[Opening Given data section]

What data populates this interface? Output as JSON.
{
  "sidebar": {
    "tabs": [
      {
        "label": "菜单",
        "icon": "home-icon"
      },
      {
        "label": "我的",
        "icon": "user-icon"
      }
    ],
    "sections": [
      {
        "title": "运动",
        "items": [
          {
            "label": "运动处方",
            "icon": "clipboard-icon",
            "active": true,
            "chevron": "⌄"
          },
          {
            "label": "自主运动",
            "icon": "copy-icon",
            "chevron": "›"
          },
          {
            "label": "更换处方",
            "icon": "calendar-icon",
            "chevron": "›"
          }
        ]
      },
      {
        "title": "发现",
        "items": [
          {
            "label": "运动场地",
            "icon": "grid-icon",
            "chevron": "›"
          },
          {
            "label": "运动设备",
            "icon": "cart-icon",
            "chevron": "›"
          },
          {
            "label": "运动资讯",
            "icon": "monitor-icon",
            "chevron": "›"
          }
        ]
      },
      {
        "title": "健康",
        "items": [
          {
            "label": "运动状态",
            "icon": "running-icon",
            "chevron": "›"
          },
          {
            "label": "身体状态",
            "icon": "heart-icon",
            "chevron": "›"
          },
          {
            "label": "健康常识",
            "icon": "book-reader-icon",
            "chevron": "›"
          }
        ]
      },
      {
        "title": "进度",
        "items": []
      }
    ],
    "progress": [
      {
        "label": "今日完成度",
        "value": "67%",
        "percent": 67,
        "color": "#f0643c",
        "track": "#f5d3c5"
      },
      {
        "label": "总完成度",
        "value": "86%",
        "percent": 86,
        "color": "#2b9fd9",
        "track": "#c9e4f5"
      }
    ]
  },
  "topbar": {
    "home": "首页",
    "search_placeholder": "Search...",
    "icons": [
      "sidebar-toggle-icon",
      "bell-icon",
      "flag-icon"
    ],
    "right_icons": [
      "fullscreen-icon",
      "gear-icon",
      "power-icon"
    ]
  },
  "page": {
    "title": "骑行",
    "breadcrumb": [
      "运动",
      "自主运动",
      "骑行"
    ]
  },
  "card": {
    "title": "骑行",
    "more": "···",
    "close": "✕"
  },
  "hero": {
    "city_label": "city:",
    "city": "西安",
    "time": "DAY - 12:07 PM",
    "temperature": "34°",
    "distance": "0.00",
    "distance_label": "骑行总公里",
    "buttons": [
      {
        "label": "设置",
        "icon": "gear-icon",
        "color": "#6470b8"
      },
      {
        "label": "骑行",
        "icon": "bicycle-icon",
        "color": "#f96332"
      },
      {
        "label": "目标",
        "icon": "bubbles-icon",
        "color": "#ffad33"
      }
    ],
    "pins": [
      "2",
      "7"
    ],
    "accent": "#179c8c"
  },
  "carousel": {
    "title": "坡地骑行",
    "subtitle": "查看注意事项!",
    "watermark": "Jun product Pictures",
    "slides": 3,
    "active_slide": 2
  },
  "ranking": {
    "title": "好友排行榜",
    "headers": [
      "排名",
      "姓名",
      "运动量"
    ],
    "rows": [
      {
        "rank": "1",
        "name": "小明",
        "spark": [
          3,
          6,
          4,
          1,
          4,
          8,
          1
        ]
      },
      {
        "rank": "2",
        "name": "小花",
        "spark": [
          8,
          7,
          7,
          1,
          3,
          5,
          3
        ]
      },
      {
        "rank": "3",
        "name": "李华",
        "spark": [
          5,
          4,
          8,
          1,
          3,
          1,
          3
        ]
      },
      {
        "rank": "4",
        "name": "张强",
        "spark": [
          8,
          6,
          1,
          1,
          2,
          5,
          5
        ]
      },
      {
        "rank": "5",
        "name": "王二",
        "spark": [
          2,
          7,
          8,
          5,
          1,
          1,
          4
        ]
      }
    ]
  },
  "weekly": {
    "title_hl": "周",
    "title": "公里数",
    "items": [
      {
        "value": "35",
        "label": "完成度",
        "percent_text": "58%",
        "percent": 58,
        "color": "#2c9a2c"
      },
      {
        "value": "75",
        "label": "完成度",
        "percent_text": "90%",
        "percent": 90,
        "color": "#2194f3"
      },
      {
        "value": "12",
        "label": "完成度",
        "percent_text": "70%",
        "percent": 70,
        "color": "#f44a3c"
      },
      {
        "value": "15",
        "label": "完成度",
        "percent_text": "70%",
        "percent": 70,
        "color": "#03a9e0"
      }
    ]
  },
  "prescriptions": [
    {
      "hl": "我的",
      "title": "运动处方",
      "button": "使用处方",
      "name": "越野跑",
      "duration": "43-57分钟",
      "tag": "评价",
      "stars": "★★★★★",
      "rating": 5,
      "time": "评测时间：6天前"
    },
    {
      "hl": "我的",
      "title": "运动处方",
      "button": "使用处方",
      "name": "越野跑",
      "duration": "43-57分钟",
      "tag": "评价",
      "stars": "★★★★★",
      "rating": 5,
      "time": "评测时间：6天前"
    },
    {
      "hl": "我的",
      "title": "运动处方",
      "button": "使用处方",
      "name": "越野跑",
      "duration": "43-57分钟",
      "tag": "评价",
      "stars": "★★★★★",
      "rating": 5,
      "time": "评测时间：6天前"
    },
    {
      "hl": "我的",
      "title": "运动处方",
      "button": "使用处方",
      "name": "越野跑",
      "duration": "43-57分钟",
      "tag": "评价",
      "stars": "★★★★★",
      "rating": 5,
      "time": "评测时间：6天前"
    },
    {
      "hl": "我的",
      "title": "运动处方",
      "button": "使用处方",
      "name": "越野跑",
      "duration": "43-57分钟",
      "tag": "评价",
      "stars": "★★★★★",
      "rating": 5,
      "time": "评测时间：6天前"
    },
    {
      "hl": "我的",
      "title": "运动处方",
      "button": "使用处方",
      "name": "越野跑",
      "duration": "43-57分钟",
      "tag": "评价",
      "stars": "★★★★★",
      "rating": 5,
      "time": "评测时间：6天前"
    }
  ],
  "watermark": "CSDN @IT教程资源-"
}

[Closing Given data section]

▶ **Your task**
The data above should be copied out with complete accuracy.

▶ **Final answer**
What data populates this interface? Output as JSON.
{
  "sidebar": {
    "tabs": [
      {
        "label": "菜单",
        "icon": "home-icon"
      },
      {
        "label": "我的",
        "icon": "user-icon"
      }
    ],
    "sections": [
      {
        "title": "运动",
        "items": [
          {
            "label": "运动处方",
            "icon": "clipboard-icon",
            "active": true,
            "chevron": "⌄"
          },
          {
            "label": "自主运动",
            "icon": "copy-icon",
            "chevron": "›"
          },
          {
            "label": "更换处方",
            "icon": "calendar-icon",
            "chevron": "›"
          }
        ]
      },
      {
        "title": "发现",
        "items": [
          {
            "label": "运动场地",
            "icon": "grid-icon",
            "chevron": "›"
          },
          {
            "label": "运动设备",
            "icon": "cart-icon",
            "chevron": "›"
          },
          {
            "label": "运动资讯",
            "icon": "monitor-icon",
            "chevron": "›"
          }
        ]
      },
      {
        "title": "健康",
        "items": [
          {
            "label": "运动状态",
            "icon": "running-icon",
            "chevron": "›"
          },
          {
            "label": "身体状态",
            "icon": "heart-icon",
            "chevron": "›"
          },
          {
            "label": "健康常识",
            "icon": "book-reader-icon",
            "chevron": "›"
          }
        ]
      },
      {
        "title": "进度",
        "items": []
      }
    ],
    "progress": [
      {
        "label": "今日完成度",
        "value": "67%",
        "percent": 67,
        "color": "#f0643c",
        "track": "#f5d3c5"
      },
      {
        "label": "总完成度",
        "value": "86%",
        "percent": 86,
        "color": "#2b9fd9",
        "track": "#c9e4f5"
      }
    ]
  },
  "topbar": {
    "home": "首页",
    "search_placeholder": "Search...",
    "icons": [
      "sidebar-toggle-icon",
      "bell-icon",
      "flag-icon"
    ],
    "right_icons": [
      "fullscreen-icon",
      "gear-icon",
      "power-icon"
    ]
  },
  "page": {
    "title": "骑行",
    "breadcrumb": [
      "运动",
      "自主运动",
      "骑行"
    ]
  },
  "card": {
    "title": "骑行",
    "more": "···",
    "close": "✕"
  },
  "hero": {
    "city_label": "city:",
    "city": "西安",
    "time": "DAY - 12:07 PM",
    "temperature": "34°",
    "distance": "0.00",
    "distance_label": "骑行总公里",
    "buttons": [
      {
        "label": "设置",
        "icon": "gear-icon",
        "color": "#6470b8"
      },
      {
        "label": "骑行",
        "icon": "bicycle-icon",
        "color": "#f96332"
      },
      {
        "label": "目标",
        "icon": "bubbles-icon",
        "color": "#ffad33"
      }
    ],
    "pins": [
      "2",
      "7"
    ],
    "accent": "#179c8c"
  },
  "carousel": {
    "title": "坡地骑行",
    "subtitle": "查看注意事项!",
    "watermark": "Jun product Pictures",
    "slides": 3,
    "active_slide": 2
  },
  "ranking": {
    "title": "好友排行榜",
    "headers": [
      "排名",
      "姓名",
      "运动量"
    ],
    "rows": [
      {
        "rank": "1",
        "name": "小明",
        "spark": [
          3,
          6,
          4,
          1,
          4,
          8,
          1
        ]
      },
      {
        "rank": "2",
        "name": "小花",
        "spark": [
          8,
          7,
          7,
          1,
          3,
          5,
          3
        ]
      },
      {
        "rank": "3",
        "name": "李华",
        "spark": [
          5,
          4,
          8,
          1,
          3,
          1,
          3
        ]
      },
      {
        "rank": "4",
        "name": "张强",
        "spark": [
          8,
          6,
          1,
          1,
          2,
          5,
          5
        ]
      },
      {
        "rank": "5",
        "name": "王二",
        "spark": [
          2,
          7,
          8,
          5,
          1,
          1,
          4
        ]
      }
    ]
  },
  "weekly": {
    "title_hl": "周",
    "title": "公里数",
    "items": [
      {
        "value": "35",
        "label": "完成度",
        "percent_text": "58%",
        "percent": 58,
        "color": "#2c9a2c"
      },
      {
        "value": "75",
        "label": "完成度",
        "percent_text": "90%",
        "percent": 90,
        "color": "#2194f3"
      },
      {
        "value": "12",
        "label": "完成度",
        "percent_text": "70%",
        "percent": 70,
        "color": "#f44a3c"
      },
      {
        "value": "15",
        "label": "完成度",
        "percent_text": "70%",
        "percent": 70,
        "color": "#03a9e0"
      }
    ]
  },
  "prescriptions": [
    {
      "hl": "我的",
      "title": "运动处方",
      "button": "使用处方",
      "name": "越野跑",
      "duration": "43-57分钟",
      "tag": "评价",
      "stars": "★★★★★",
      "rating": 5,
      "time": "评测时间：6天前"
    },
    {
      "hl": "我的",
      "title": "运动处方",
      "button": "使用处方",
      "name": "越野跑",
      "duration": "43-57分钟",
      "tag": "评价",
      "stars": "★★★★★",
      "rating": 5,
      "time": "评测时间：6天前"
    },
    {
      "hl": "我的",
      "title": "运动处方",
      "button": "使用处方",
      "name": "越野跑",
      "duration": "43-57分钟",
      "tag": "评价",
      "stars": "★★★★★",
      "rating": 5,
      "time": "评测时间：6天前"
    },
    {
      "hl": "我的",
      "title": "运动处方",
      "button": "使用处方",
      "name": "越野跑",
      "duration": "43-57分钟",
      "tag": "评价",
      "stars": "★★★★★",
      "rating": 5,
      "time": "评测时间：6天前"
    },
    {
      "hl": "我的",
      "title": "运动处方",
      "button": "使用处方",
      "name": "越野跑",
      "duration": "43-57分钟",
      "tag": "评价",
      "stars": "★★★★★",
      "rating": 5,
      "time": "评测时间：6天前"
    },
    {
      "hl": "我的",
      "title": "运动处方",
      "button": "使用处方",
      "name": "越野跑",
      "duration": "43-57分钟",
      "tag": "评价",
      "stars": "★★★★★",
      "rating": 5,
      "time": "评测时间：6天前"
    }
  ],
  "watermark": "CSDN @IT教程资源-"
}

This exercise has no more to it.